## EXERCISE REQUIREMENTS
Show all lines of the entries in which the word "scheduling" is found.

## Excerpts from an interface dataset

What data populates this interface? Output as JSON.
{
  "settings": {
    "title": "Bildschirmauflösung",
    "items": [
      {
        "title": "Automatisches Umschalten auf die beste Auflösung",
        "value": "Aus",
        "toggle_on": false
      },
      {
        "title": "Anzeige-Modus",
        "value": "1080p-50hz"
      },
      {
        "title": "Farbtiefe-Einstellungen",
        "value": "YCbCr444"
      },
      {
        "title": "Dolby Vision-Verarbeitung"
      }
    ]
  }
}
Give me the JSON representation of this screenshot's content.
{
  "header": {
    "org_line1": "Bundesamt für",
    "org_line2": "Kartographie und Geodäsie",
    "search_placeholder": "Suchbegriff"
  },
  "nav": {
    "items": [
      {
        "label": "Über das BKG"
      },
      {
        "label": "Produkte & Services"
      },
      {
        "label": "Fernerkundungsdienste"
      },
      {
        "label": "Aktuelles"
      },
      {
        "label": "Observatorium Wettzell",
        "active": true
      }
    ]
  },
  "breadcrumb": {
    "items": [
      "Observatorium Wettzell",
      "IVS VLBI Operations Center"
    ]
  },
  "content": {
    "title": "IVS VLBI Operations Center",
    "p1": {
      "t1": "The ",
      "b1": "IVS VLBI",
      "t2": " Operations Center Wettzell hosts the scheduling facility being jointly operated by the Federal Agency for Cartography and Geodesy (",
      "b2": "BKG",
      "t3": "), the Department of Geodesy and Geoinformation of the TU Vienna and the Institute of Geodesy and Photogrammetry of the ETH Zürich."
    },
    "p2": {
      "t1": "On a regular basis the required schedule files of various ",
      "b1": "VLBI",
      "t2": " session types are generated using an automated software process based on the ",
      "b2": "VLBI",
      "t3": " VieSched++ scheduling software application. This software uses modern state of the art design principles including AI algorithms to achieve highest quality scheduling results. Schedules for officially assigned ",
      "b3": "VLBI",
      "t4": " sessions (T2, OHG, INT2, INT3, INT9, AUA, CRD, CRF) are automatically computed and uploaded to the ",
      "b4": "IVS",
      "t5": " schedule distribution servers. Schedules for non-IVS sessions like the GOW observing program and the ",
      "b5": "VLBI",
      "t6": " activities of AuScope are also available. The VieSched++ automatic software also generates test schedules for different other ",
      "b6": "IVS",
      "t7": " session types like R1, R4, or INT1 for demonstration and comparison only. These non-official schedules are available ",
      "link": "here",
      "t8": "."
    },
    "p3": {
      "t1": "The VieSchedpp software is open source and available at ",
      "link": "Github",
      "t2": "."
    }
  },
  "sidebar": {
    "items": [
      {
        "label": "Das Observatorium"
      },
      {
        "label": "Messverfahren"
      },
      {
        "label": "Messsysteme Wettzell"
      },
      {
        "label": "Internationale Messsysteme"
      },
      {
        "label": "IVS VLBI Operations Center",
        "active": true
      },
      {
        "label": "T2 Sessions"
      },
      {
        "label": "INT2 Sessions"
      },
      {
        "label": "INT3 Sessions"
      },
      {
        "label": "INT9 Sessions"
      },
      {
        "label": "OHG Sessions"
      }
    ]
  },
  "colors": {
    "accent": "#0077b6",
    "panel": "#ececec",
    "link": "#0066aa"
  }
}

## REPLY
      "t2": " Operations Center Wettzell hosts the scheduling facility being jointly operated by the Federal Agency for Cartography and Geodesy (",
      "t3": " VieSched++ scheduling software application. This software uses modern state of the art design principles including AI algorithms to achieve highest quality scheduling results. Schedules for officially assigned ",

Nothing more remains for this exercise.